EXCERPTED RECORDS —
============

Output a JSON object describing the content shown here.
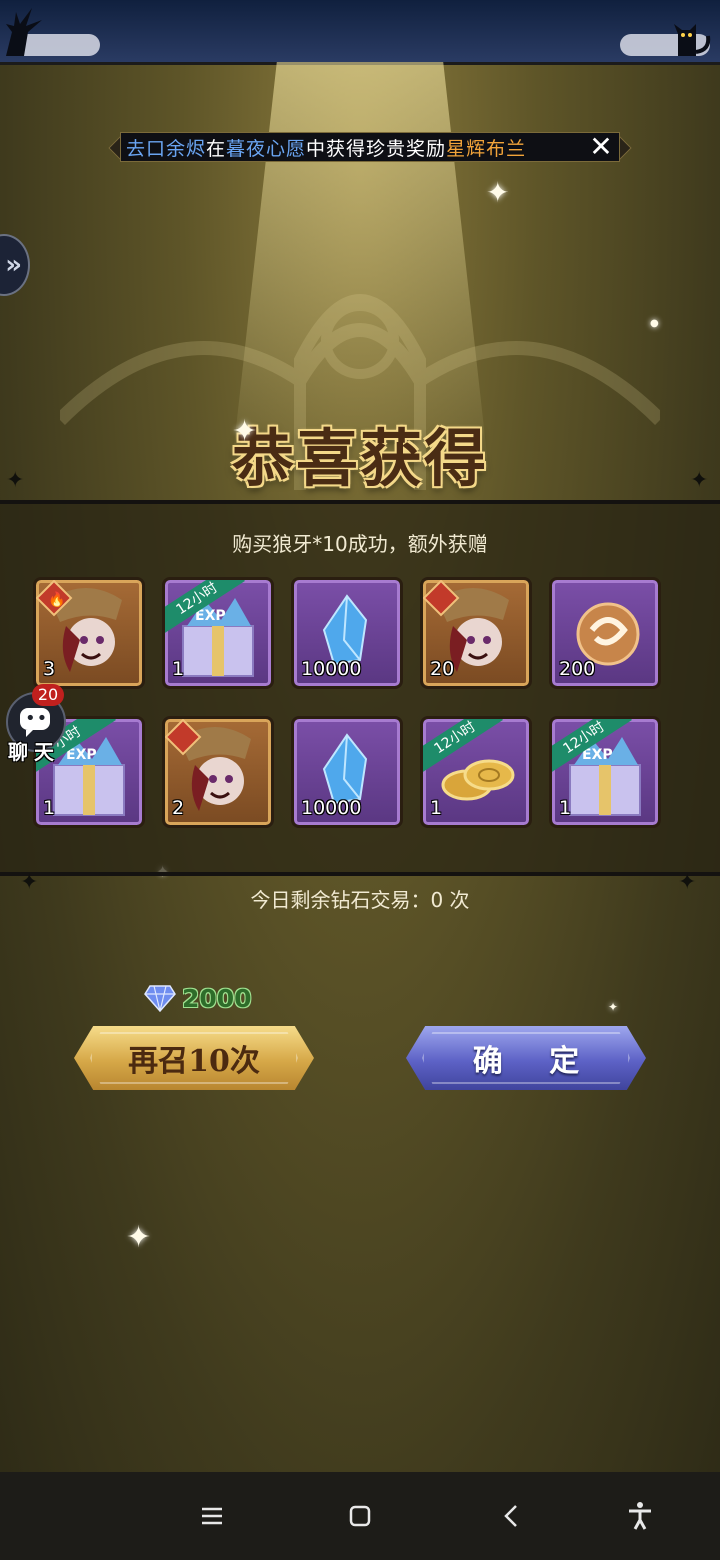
{
  "marquee": {
    "segments": [
      {
        "text": "去口余烬",
        "color": "blue"
      },
      {
        "text": "在",
        "color": "white"
      },
      {
        "text": "暮夜心愿",
        "color": "blue"
      },
      {
        "text": "中获得珍贵奖励",
        "color": "white"
      },
      {
        "text": "星辉布兰",
        "color": "orange"
      }
    ],
    "close_icon": "close-icon"
  },
  "side_panel": {
    "icon": "double-chevron-right-icon"
  },
  "title": "恭喜获得",
  "purchase_message": "购买狼牙*10成功，额外获赠",
  "rewards": [
    {
      "icon": "hero-fragment-icon",
      "count": "3",
      "frame": "orange",
      "ribbon": ""
    },
    {
      "icon": "exp-gift-box-icon",
      "count": "1",
      "frame": "purple",
      "ribbon": "12小时"
    },
    {
      "icon": "blue-crystal-icon",
      "count": "10000",
      "frame": "purple",
      "ribbon": ""
    },
    {
      "icon": "hero-fragment-icon",
      "count": "20",
      "frame": "orange",
      "ribbon": ""
    },
    {
      "icon": "swirl-orb-icon",
      "count": "200",
      "frame": "purple",
      "ribbon": ""
    },
    {
      "icon": "exp-gift-box-icon",
      "count": "1",
      "frame": "purple",
      "ribbon": "小时"
    },
    {
      "icon": "hero-fragment-icon",
      "count": "2",
      "frame": "orange",
      "ribbon": ""
    },
    {
      "icon": "blue-crystal-icon",
      "count": "10000",
      "frame": "purple",
      "ribbon": ""
    },
    {
      "icon": "gold-coins-icon",
      "count": "1",
      "frame": "purple",
      "ribbon": "12小时"
    },
    {
      "icon": "exp-gift-box-icon",
      "count": "1",
      "frame": "purple",
      "ribbon": "12小时"
    }
  ],
  "chat": {
    "badge": "20",
    "label": "聊天"
  },
  "daily_trade": "今日剩余钻石交易：0 次",
  "cost": {
    "icon": "diamond-icon",
    "value": "2000"
  },
  "buttons": {
    "summon_again": "再召10次",
    "confirm": "确 定"
  },
  "colors": {
    "blue": "#6aa5f2",
    "orange": "#f2a43a",
    "white": "#ffffff"
  },
  "nav_bar": [
    "menu-icon",
    "home-icon",
    "back-icon",
    "accessibility-icon"
  ]
}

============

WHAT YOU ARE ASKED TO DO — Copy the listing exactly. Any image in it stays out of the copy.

ANSWER FOR THIS EXERCISE —
Output a JSON object describing the content shown here.
{
  "marquee": {
    "segments": [
      {
        "text": "去口余烬",
        "color": "blue"
      },
      {
        "text": "在",
        "color": "white"
      },
      {
        "text": "暮夜心愿",
        "color": "blue"
      },
      {
        "text": "中获得珍贵奖励",
        "color": "white"
      },
      {
        "text": "星辉布兰",
        "color": "orange"
      }
    ],
    "close_icon": "close-icon"
  },
  "side_panel": {
    "icon": "double-chevron-right-icon"
  },
  "title": "恭喜获得",
  "purchase_message": "购买狼牙*10成功，额外获赠",
  "rewards": [
    {
      "icon": "hero-fragment-icon",
      "count": "3",
      "frame": "orange",
      "ribbon": ""
    },
    {
      "icon": "exp-gift-box-icon",
      "count": "1",
      "frame": "purple",
      "ribbon": "12小时"
    },
    {
      "icon": "blue-crystal-icon",
      "count": "10000",
      "frame": "purple",
      "ribbon": ""
    },
    {
      "icon": "hero-fragment-icon",
      "count": "20",
      "frame": "orange",
      "ribbon": ""
    },
    {
      "icon": "swirl-orb-icon",
      "count": "200",
      "frame": "purple",
      "ribbon": ""
    },
    {
      "icon": "exp-gift-box-icon",
      "count": "1",
      "frame": "purple",
      "ribbon": "小时"
    },
    {
      "icon": "hero-fragment-icon",
      "count": "2",
      "frame": "orange",
      "ribbon": ""
    },
    {
      "icon": "blue-crystal-icon",
      "count": "10000",
      "frame": "purple",
      "ribbon": ""
    },
    {
      "icon": "gold-coins-icon",
      "count": "1",
      "frame": "purple",
      "ribbon": "12小时"
    },
    {
      "icon": "exp-gift-box-icon",
      "count": "1",
      "frame": "purple",
      "ribbon": "12小时"
    }
  ],
  "chat": {
    "badge": "20",
    "label": "聊天"
  },
  "daily_trade": "今日剩余钻石交易：0 次",
  "cost": {
    "icon": "diamond-icon",
    "value": "2000"
  },
  "buttons": {
    "summon_again": "再召10次",
    "confirm": "确 定"
  },
  "colors": {
    "blue": "#6aa5f2",
    "orange": "#f2a43a",
    "white": "#ffffff"
  },
  "nav_bar": [
    "menu-icon",
    "home-icon",
    "back-icon",
    "accessibility-icon"
  ]
}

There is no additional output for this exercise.